**AIM OF THE EXERCISE:** An exact, complete copy of the lines below is the expected answer.

**RECORDS FOR THIS EXERCISE:**
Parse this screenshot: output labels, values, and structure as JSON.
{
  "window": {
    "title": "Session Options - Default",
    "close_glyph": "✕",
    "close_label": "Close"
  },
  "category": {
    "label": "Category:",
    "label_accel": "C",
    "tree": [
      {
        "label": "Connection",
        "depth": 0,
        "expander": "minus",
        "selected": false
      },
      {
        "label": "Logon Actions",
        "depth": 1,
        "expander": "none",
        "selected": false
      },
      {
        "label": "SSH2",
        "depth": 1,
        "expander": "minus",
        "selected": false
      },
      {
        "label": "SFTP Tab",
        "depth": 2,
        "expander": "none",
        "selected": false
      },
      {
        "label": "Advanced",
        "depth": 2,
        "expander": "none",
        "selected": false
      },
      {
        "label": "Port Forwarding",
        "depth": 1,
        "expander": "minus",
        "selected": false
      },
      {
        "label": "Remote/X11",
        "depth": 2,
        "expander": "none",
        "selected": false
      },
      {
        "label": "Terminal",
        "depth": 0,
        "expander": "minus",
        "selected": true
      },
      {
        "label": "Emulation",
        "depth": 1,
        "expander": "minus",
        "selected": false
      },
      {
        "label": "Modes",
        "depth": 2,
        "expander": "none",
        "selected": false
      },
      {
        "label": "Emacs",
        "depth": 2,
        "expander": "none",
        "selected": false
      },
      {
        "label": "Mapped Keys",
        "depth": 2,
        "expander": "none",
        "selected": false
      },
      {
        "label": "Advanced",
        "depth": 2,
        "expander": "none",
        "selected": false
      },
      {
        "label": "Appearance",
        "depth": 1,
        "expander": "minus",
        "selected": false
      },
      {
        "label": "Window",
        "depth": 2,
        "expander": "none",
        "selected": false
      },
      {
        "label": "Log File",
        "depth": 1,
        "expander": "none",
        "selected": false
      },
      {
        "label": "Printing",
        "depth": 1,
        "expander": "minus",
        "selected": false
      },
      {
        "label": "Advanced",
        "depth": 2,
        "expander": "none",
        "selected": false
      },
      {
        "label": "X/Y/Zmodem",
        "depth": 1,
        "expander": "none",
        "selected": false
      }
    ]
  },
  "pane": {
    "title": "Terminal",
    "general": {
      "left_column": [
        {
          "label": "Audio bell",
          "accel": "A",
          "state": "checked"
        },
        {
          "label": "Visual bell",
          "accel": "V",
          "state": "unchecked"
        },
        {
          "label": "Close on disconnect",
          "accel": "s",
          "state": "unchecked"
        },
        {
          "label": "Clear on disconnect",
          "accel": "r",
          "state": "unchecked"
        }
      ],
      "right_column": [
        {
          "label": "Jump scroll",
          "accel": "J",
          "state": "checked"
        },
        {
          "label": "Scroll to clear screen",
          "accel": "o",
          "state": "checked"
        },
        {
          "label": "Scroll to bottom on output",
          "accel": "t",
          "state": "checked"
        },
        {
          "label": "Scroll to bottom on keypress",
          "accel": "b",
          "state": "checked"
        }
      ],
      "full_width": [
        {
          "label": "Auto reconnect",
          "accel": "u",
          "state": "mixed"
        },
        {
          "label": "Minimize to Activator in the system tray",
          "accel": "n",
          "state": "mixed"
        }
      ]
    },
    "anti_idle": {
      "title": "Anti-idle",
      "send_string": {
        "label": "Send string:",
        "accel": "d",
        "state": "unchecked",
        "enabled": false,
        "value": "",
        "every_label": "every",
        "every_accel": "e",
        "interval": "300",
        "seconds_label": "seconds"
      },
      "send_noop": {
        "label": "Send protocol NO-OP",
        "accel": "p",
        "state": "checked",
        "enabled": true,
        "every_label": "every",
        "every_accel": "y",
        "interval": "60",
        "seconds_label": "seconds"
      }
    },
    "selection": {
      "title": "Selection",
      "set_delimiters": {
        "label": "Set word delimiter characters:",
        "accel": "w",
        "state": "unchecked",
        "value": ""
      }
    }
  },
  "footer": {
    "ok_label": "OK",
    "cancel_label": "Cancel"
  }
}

**EXPECTED ANSWER:**
Parse this screenshot: output labels, values, and structure as JSON.
{
  "window": {
    "title": "Session Options - Default",
    "close_glyph": "✕",
    "close_label": "Close"
  },
  "category": {
    "label": "Category:",
    "label_accel": "C",
    "tree": [
      {
        "label": "Connection",
        "depth": 0,
        "expander": "minus",
        "selected": false
      },
      {
        "label": "Logon Actions",
        "depth": 1,
        "expander": "none",
        "selected": false
      },
      {
        "label": "SSH2",
        "depth": 1,
        "expander": "minus",
        "selected": false
      },
      {
        "label": "SFTP Tab",
        "depth": 2,
        "expander": "none",
        "selected": false
      },
      {
        "label": "Advanced",
        "depth": 2,
        "expander": "none",
        "selected": false
      },
      {
        "label": "Port Forwarding",
        "depth": 1,
        "expander": "minus",
        "selected": false
      },
      {
        "label": "Remote/X11",
        "depth": 2,
        "expander": "none",
        "selected": false
      },
      {
        "label": "Terminal",
        "depth": 0,
        "expander": "minus",
        "selected": true
      },
      {
        "label": "Emulation",
        "depth": 1,
        "expander": "minus",
        "selected": false
      },
      {
        "label": "Modes",
        "depth": 2,
        "expander": "none",
        "selected": false
      },
      {
        "label": "Emacs",
        "depth": 2,
        "expander": "none",
        "selected": false
      },
      {
        "label": "Mapped Keys",
        "depth": 2,
        "expander": "none",
        "selected": false
      },
      {
        "label": "Advanced",
        "depth": 2,
        "expander": "none",
        "selected": false
      },
      {
        "label": "Appearance",
        "depth": 1,
        "expander": "minus",
        "selected": false
      },
      {
        "label": "Window",
        "depth": 2,
        "expander": "none",
        "selected": false
      },
      {
        "label": "Log File",
        "depth": 1,
        "expander": "none",
        "selected": false
      },
      {
        "label": "Printing",
        "depth": 1,
        "expander": "minus",
        "selected": false
      },
      {
        "label": "Advanced",
        "depth": 2,
        "expander": "none",
        "selected": false
      },
      {
        "label": "X/Y/Zmodem",
        "depth": 1,
        "expander": "none",
        "selected": false
      }
    ]
  },
  "pane": {
    "title": "Terminal",
    "general": {
      "left_column": [
        {
          "label": "Audio bell",
          "accel": "A",
          "state": "checked"
        },
        {
          "label": "Visual bell",
          "accel": "V",
          "state": "unchecked"
        },
        {
          "label": "Close on disconnect",
          "accel": "s",
          "state": "unchecked"
        },
        {
          "label": "Clear on disconnect",
          "accel": "r",
          "state": "unchecked"
        }
      ],
      "right_column": [
        {
          "label": "Jump scroll",
          "accel": "J",
          "state": "checked"
        },
        {
          "label": "Scroll to clear screen",
          "accel": "o",
          "state": "checked"
        },
        {
          "label": "Scroll to bottom on output",
          "accel": "t",
          "state": "checked"
        },
        {
          "label": "Scroll to bottom on keypress",
          "accel": "b",
          "state": "checked"
        }
      ],
      "full_width": [
        {
          "label": "Auto reconnect",
          "accel": "u",
          "state": "mixed"
        },
        {
          "label": "Minimize to Activator in the system tray",
          "accel": "n",
          "state": "mixed"
        }
      ]
    },
    "anti_idle": {
      "title": "Anti-idle",
      "send_string": {
        "label": "Send string:",
        "accel": "d",
        "state": "unchecked",
        "enabled": false,
        "value": "",
        "every_label": "every",
        "every_accel": "e",
        "interval": "300",
        "seconds_label": "seconds"
      },
      "send_noop": {
        "label": "Send protocol NO-OP",
        "accel": "p",
        "state": "checked",
        "enabled": true,
        "every_label": "every",
        "every_accel": "y",
        "interval": "60",
        "seconds_label": "seconds"
      }
    },
    "selection": {
      "title": "Selection",
      "set_delimiters": {
        "label": "Set word delimiter characters:",
        "accel": "w",
        "state": "unchecked",
        "value": ""
      }
    }
  },
  "footer": {
    "ok_label": "OK",
    "cancel_label": "Cancel"
  }
}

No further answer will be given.